Task to carry out
Find every line in the records below that contains the word "size", and copy each such line.
╭─ Excerpted data
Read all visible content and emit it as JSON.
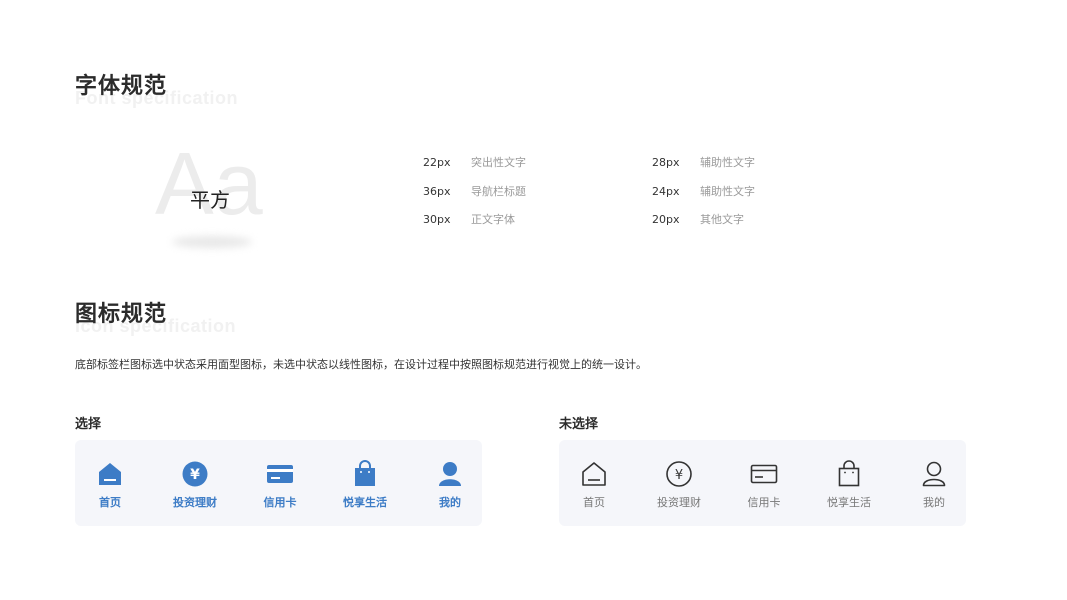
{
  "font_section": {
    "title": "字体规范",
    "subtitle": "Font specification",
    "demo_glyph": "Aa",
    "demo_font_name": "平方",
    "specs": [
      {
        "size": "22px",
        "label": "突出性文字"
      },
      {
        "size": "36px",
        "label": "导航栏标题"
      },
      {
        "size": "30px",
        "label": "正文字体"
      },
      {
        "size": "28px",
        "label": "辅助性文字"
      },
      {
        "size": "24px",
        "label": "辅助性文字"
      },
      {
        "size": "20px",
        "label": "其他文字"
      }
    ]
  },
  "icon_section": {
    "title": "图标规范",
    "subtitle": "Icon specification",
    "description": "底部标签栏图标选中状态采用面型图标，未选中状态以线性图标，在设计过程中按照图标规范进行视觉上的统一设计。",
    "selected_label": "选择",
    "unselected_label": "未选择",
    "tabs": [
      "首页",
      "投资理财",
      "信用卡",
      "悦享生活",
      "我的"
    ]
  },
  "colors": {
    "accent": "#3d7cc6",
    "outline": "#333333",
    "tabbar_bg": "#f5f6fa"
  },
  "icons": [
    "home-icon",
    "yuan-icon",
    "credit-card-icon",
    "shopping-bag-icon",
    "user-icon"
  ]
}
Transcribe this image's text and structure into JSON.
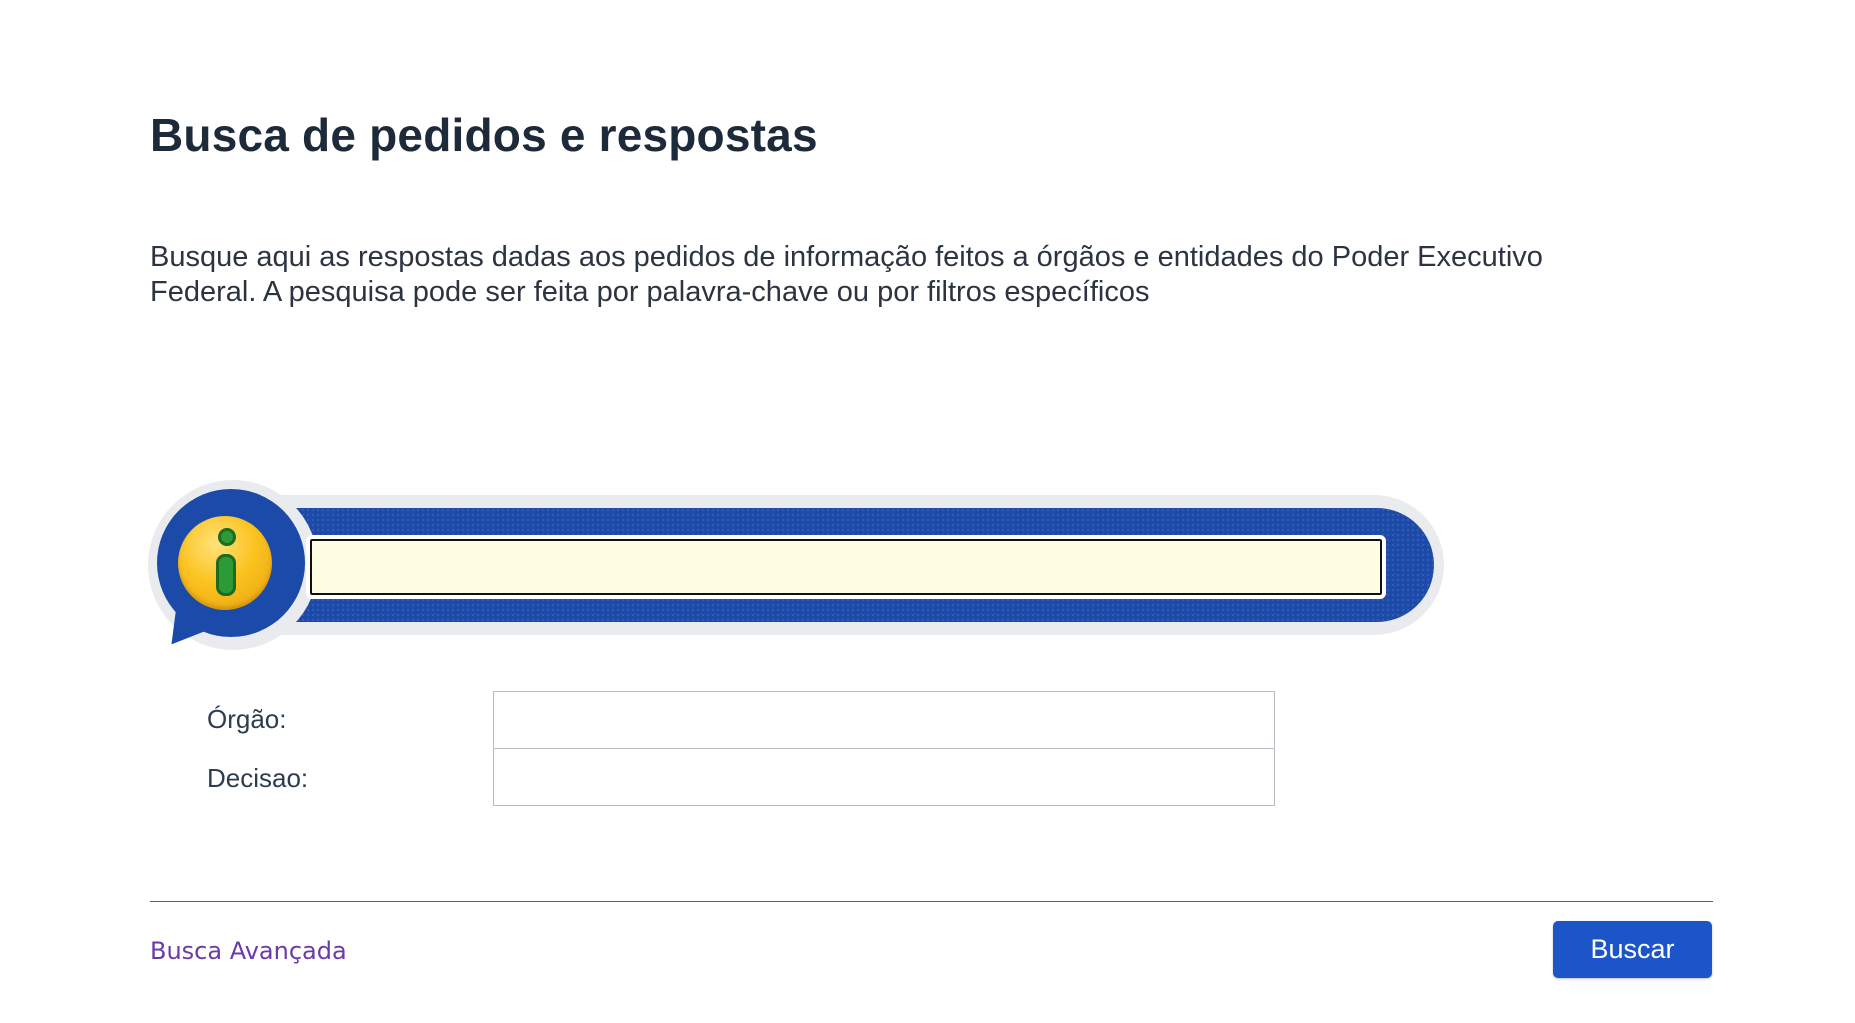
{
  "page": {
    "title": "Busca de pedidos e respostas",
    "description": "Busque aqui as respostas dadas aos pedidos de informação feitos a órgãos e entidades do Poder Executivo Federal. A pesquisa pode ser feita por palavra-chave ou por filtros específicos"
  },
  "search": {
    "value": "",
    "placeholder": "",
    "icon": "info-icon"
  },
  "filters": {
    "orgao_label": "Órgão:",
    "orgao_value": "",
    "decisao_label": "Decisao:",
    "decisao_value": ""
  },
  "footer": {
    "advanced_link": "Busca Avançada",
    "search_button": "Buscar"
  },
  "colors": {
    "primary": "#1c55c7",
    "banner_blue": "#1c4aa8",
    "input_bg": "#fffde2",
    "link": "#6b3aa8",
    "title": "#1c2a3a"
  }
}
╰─
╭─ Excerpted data
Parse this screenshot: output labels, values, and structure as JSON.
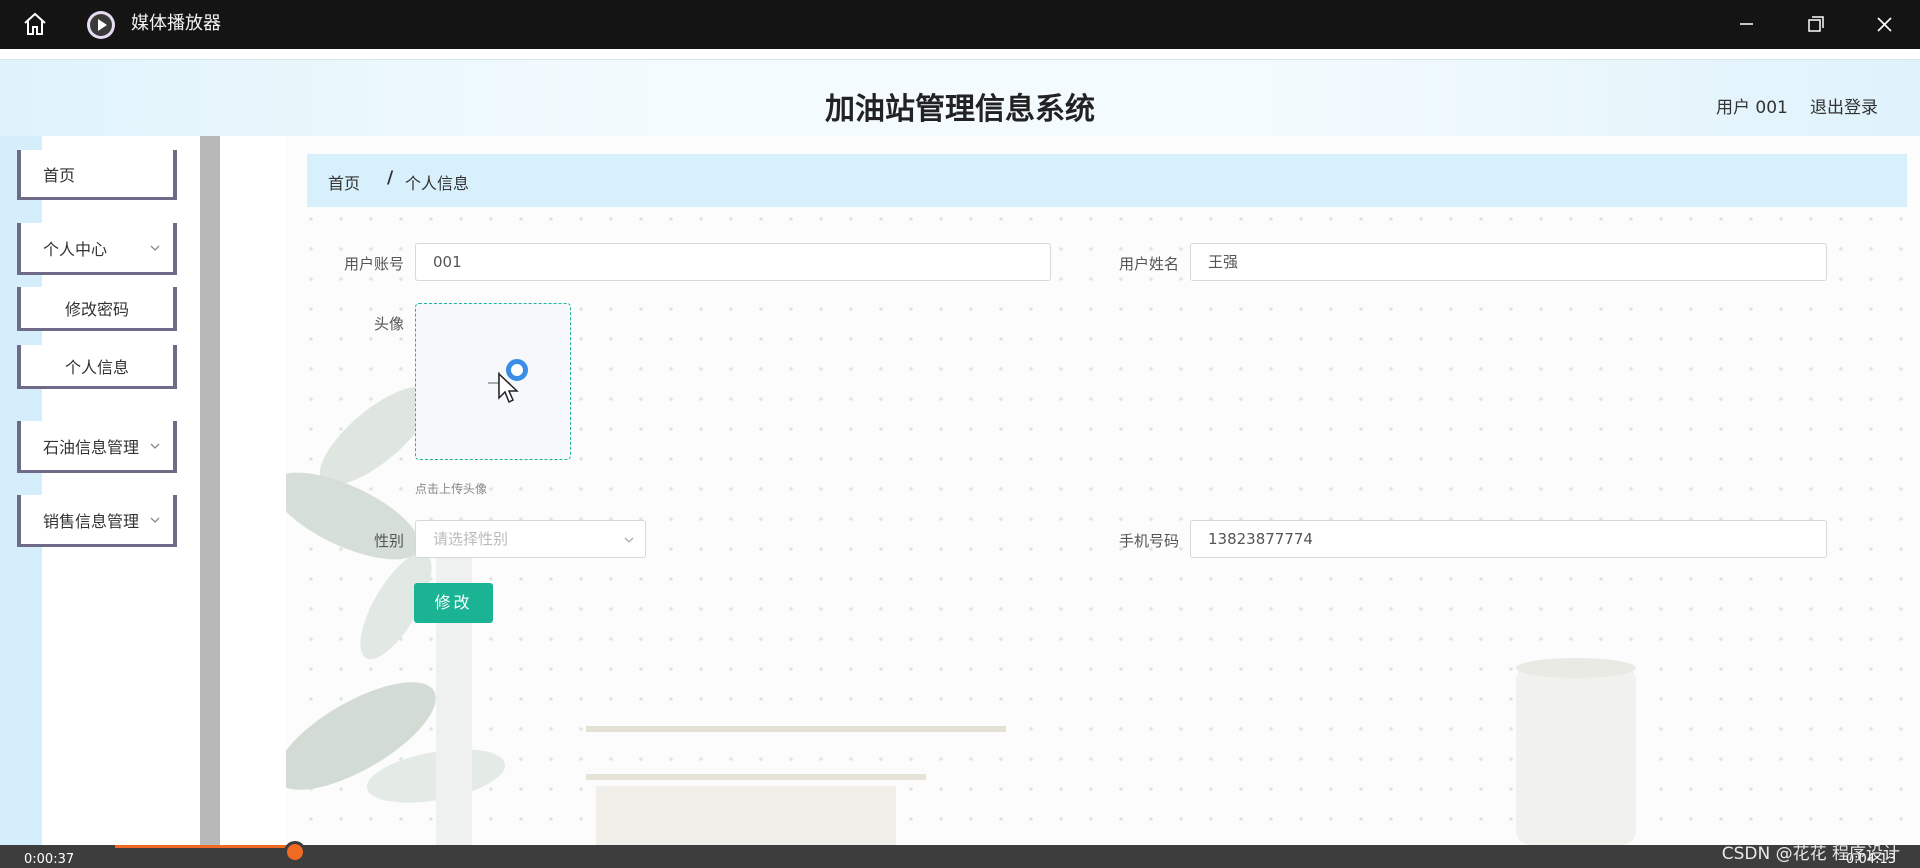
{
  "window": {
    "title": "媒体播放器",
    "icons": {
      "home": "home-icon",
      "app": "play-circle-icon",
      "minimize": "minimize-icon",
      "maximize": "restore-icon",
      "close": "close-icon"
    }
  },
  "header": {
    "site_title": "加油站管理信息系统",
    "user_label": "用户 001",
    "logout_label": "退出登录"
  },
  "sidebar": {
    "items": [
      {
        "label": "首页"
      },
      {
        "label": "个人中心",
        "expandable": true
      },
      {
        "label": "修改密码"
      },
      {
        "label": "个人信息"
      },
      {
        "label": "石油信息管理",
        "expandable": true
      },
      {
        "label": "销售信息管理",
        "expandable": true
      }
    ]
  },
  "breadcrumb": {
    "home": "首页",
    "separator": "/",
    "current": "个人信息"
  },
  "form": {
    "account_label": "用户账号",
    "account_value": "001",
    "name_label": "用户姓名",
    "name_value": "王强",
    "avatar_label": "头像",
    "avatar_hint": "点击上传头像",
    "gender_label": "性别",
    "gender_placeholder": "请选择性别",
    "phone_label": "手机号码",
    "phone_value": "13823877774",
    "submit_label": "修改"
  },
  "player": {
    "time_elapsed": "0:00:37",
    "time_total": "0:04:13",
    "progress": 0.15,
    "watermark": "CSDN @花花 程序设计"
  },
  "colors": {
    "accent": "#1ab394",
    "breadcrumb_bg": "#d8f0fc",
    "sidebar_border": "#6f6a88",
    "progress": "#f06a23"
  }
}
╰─
Solution
        "size": "22px",
        "size": "36px",
        "size": "30px",
        "size": "28px",
        "size": "24px",
        "size": "20px",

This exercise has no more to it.